Patients may find that their insurance will not cover the “feasible alternatives” their doctors informed them about but, instead, will pay for doctor-prescribed suicide as has already happened in Oregon.
Note: Supporters of A. 2129 point to Oregon in their claim that there are no problems with the law and that safeguards contained in the law are meticulously followed and monitored. Yet, in closed-door sessions, those supporters acknowledge that this is not true. For documented information about this contradiction, see “The Oregon Experience.”
 Oregon Dept. of Human Services, “FAQs about the Death with Dignity Act.” Available at: http://public.health.oregon.gov/ProviderPartnerResources/EvaluationResearch/DeathwithDignityAct/Pages/faqs. aspx (last accessed 12/30/14).
 Section 2899-X (Declaration of Witnesses included in the Form of the Request).
 Section 2899-D (3) (Definition of “capable”).

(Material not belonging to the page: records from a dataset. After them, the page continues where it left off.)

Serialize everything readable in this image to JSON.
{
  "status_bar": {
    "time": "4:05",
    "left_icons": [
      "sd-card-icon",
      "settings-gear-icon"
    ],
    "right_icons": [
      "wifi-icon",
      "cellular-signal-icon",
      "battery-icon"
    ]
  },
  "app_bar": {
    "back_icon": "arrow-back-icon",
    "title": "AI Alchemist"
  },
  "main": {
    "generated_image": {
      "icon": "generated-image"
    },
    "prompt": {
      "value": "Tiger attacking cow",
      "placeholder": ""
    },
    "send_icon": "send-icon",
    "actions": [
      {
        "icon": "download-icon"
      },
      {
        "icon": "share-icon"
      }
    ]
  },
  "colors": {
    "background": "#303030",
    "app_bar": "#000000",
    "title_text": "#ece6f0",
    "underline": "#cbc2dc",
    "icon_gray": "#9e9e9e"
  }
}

 Section 2899-D (12).
This definition is far broader than that contained in New York law related to palliative care information. The palliative care patient information law defines terminal illness or condition as “an illness or condition which can reasonably be expected to cause death within six months, whether or not treatment is provided.” NY CLS Pub Health §2997-c (1) (d). (Emphasis added.)
 Official report for 2014 deaths under Oregon’s Death with Dignity Act, p. 6, fn. 6. Available at: http://public.health.oregon.gov/ProviderPartnerResources/EvaluationResearch/DeathwithDignityAct/Documents/ year17.pdf (last accessed 4/6/15).
 Section 2899-F (2).
 Official report for 2014 deaths under Oregon’s Death with Dignity Act, pg. 5. Available at: http://public.health.oregon.gov/ProviderPartnerResources/EvaluationResearch/DeathwithDignityAct/Documents/ year17.pdf (last accessed 4/6/15).
 Section 2899-H.
 Official report for 2014 deaths under Oregon’s Death with Dignity Act, p. 5. Available at: http://public.health.oregon.gov/ProviderPartnerResources/EvaluationResearch/DeathwithDignityAct/Documents/
year17.pdf (last accessed 4/6/15).
 Linda Ganzini, Elizabeth R. Goy, Steven K. Dobscha, “Prevalence of depression and anxiety in patients requesting physicians’ aid in dying: cross sectional survey,” British Medical Journal, Oct. 25, 2008, pp. 973-978.
 Section 2899-U (5) (A). (Emphasis added.)
 Section 2899-U (5) (D) (II).
 Section 2899-G (1) (C) (V).
 KATU Television, “Letter noting assisted suicide raises questions” (interview about one such case and the response of the Oregon Health Plan). Available at: http://www.katu.com/news/26119539.html (last accessed 1/29/15).
 “The Oregon Experience.” Available at: http://www.patientsrightscouncil.org/site/the-oregon-experience (last accessed 1/30/15).